→ Assigned task: Read through the listing, and wherever a line holds the word "type", return it.

→ Extracted entries:
==*==
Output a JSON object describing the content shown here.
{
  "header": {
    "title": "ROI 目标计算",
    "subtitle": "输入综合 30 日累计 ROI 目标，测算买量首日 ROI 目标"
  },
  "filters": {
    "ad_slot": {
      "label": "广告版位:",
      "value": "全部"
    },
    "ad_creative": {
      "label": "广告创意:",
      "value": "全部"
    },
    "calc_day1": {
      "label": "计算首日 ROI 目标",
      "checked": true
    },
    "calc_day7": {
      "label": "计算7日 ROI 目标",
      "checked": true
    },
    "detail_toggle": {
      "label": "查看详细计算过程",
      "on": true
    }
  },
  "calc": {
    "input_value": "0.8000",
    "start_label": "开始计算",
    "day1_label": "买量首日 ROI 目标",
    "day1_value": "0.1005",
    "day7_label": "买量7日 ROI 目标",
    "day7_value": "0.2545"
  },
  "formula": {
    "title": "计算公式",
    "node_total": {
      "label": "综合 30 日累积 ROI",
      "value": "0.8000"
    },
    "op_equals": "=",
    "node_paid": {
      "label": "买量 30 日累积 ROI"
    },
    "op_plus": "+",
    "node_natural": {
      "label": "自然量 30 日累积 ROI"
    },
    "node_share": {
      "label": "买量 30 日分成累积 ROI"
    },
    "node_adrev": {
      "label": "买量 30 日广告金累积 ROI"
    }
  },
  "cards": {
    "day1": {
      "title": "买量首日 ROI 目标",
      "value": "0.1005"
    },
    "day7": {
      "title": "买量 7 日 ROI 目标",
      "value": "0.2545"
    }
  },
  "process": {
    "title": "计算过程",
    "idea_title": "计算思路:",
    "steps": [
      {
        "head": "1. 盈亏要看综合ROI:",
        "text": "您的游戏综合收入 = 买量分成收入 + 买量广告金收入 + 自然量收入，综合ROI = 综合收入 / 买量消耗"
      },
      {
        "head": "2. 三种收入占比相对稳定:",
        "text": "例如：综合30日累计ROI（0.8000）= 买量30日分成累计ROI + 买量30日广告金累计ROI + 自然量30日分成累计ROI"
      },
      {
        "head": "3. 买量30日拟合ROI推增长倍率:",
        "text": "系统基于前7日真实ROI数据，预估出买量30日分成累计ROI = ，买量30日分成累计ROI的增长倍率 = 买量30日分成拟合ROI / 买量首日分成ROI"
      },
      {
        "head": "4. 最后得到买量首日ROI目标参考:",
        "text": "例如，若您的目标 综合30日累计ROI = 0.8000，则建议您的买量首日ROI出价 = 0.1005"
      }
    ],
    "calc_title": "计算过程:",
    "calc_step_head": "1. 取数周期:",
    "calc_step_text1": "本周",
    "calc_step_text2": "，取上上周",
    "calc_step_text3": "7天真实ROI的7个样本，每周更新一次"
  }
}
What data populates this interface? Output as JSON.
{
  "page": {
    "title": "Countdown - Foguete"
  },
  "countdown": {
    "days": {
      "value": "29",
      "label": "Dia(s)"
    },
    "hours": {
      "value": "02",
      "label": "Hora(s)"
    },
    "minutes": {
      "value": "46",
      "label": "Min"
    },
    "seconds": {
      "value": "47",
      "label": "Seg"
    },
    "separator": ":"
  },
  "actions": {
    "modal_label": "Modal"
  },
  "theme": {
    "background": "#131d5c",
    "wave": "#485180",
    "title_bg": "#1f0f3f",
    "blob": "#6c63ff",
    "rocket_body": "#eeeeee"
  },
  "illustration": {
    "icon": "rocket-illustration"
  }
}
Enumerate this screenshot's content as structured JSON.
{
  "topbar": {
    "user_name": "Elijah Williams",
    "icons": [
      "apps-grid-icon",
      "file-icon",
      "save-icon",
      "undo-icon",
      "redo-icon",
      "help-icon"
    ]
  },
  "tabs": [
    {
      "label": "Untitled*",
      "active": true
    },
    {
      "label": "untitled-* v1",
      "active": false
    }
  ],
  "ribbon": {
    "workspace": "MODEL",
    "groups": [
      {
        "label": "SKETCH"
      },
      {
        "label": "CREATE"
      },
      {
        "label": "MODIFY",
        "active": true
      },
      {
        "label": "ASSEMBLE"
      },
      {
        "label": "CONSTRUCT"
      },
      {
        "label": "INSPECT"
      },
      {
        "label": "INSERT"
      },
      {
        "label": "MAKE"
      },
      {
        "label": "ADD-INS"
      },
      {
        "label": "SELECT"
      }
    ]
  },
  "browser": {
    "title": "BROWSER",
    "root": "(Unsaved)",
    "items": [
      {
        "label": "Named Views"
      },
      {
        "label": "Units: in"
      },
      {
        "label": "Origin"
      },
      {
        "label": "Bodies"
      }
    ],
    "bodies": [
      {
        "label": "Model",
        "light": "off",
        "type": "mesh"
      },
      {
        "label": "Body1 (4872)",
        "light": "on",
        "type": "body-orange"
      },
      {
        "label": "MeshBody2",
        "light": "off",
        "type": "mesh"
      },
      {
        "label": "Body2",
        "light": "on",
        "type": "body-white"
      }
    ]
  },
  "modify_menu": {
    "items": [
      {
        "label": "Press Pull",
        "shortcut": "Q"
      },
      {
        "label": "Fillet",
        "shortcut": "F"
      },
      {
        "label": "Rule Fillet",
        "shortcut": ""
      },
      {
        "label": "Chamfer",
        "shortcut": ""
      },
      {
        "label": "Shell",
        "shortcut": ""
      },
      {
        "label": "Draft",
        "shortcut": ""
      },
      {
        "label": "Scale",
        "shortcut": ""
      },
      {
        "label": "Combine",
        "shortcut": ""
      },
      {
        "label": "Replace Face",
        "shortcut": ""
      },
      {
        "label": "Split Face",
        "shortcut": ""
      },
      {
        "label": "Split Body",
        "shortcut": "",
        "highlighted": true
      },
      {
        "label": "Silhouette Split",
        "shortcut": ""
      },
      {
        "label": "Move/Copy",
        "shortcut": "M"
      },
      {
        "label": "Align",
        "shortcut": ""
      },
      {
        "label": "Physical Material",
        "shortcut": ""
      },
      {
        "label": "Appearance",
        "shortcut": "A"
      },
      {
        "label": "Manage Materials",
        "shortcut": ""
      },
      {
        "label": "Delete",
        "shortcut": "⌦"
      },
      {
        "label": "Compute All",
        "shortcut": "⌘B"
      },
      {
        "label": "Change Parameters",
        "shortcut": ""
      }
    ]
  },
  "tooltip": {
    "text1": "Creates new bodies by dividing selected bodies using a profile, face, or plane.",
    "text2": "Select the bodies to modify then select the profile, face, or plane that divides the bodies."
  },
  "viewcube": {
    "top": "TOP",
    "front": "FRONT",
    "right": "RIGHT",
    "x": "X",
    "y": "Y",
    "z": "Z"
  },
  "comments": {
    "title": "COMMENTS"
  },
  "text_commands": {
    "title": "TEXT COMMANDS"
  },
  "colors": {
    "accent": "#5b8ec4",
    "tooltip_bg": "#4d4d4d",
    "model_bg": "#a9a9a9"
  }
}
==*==
→ Response box:
        "type": "mesh"
        "type": "body-orange"
        "type": "mesh"
        "type": "body-white"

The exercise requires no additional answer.